Jiansen Jiang, Ph.D.
Jiansen Jiang was a gold medalist of the 9th International Biology Olympiad held in Kiel, Germany in 1998. He received his B.S. in biological sciences from Tsinghua University in 2002 and Ph.D. in biophysics from Tsinghua University in 2009 in the laboratory of Sen-Fang Sui. He was a postdoctoral researcher at University of California, Los Angeles (UCLA) in the laboratory of Z. Hong Zhou from 2009 to 2017, during which time he received postdoctoral fellowships from the National Kidney Foundation serving Southern California and Southern Nevada and from the American Heart Association as well as several postdoctoral research awards from UCLA, including Chancellor’s Award for Postdoctoral Research, Parvin Foundation Award, and Sydney Finegold Award. In 2017, Dr. Jiang joined NHLBI as a Tenure-Track Investigator. Dr. Jiang is a member of the Biophysical Society.

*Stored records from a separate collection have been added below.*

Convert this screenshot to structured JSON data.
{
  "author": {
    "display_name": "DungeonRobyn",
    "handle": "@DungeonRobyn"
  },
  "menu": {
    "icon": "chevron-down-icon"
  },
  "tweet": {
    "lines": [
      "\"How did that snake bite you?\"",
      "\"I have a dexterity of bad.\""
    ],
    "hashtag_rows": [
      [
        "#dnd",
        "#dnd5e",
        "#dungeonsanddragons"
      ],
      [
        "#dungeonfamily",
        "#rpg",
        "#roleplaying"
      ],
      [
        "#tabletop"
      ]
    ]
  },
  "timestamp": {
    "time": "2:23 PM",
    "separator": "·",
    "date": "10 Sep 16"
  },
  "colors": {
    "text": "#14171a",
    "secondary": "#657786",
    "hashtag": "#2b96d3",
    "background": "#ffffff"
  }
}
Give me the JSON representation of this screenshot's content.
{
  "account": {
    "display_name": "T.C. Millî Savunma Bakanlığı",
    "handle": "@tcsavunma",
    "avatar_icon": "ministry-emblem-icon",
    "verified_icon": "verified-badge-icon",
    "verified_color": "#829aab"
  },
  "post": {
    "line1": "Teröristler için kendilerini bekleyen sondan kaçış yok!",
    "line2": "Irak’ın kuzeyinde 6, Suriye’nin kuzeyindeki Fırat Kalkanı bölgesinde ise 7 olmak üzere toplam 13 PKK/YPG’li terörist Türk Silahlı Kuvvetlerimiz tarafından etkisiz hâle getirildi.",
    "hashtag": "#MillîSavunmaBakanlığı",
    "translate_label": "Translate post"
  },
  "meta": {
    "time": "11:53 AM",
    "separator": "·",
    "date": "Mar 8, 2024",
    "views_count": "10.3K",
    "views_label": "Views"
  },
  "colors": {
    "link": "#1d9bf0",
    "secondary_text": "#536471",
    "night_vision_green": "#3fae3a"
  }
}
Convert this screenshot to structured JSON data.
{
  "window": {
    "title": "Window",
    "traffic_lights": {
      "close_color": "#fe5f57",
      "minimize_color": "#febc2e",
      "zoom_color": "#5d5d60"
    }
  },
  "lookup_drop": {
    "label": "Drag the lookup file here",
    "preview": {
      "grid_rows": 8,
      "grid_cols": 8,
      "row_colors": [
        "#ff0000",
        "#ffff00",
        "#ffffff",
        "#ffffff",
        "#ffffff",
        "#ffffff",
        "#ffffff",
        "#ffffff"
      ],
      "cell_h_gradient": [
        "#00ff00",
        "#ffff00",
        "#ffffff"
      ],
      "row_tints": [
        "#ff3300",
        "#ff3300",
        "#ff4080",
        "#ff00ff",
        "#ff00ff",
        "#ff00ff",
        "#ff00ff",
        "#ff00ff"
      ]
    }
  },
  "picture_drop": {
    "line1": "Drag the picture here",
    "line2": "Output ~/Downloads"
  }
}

- Jiansen Jiang, Ph.D.
The general interests in Dr. Jiang’s laboratory is to elucidate the structures and mechanisms of important membrane proteins associated with membrane transport. Membranes divide cells into compartments that are specialized for different functions; thus it is vital for cells to transport substances across the membranes. Membrane transport, a collection of transport of diverse molecules, is mostly carried out by membrane proteins in a tightly regulated way. Dysfunctions associated with membrane transport may lead to adverse effects or disease. We are particularly interested in two questions concerning membrane transport. (1) How do membrane proteins (channels or transporters) select their substrate molecules or ions? This substrate selection is usually highly specific. Some channels or transporters can select a broad spectrum of substrates, i.e. are poly-specific. (2) How are substrates delivered across the channels or transporters? The mechanisms of permeation and gating of some ion channels have been extensively studied. However, little is known about the mechanisms of transporters and permeation of complex molecules or ions.
We use cryo electron microscopy (cryoEM) as a primary tool to study the structures of membrane proteins. CryoEM has recently become an indispensable approach for structural biology because of its power of solving high-resolution structures of macromolecules without the need of crystallization.
The target membrane proteins we are working on are small, fully embedded in the lipid membrane without a large extramembrane domain, and/or dynamic. These characteristics pose lots of technical challenges on cryoEM study. Most of the membrane protein structures solved by cryoEM up to date have at least a relatively large extramembrane domain that may assist in particle alignment for cryoEM single particle reconstruction. So our another goal is to push the technical limit of cryoEM and demonstrate the feasibility of performing cryoEM studies on small and challenging membrane proteins.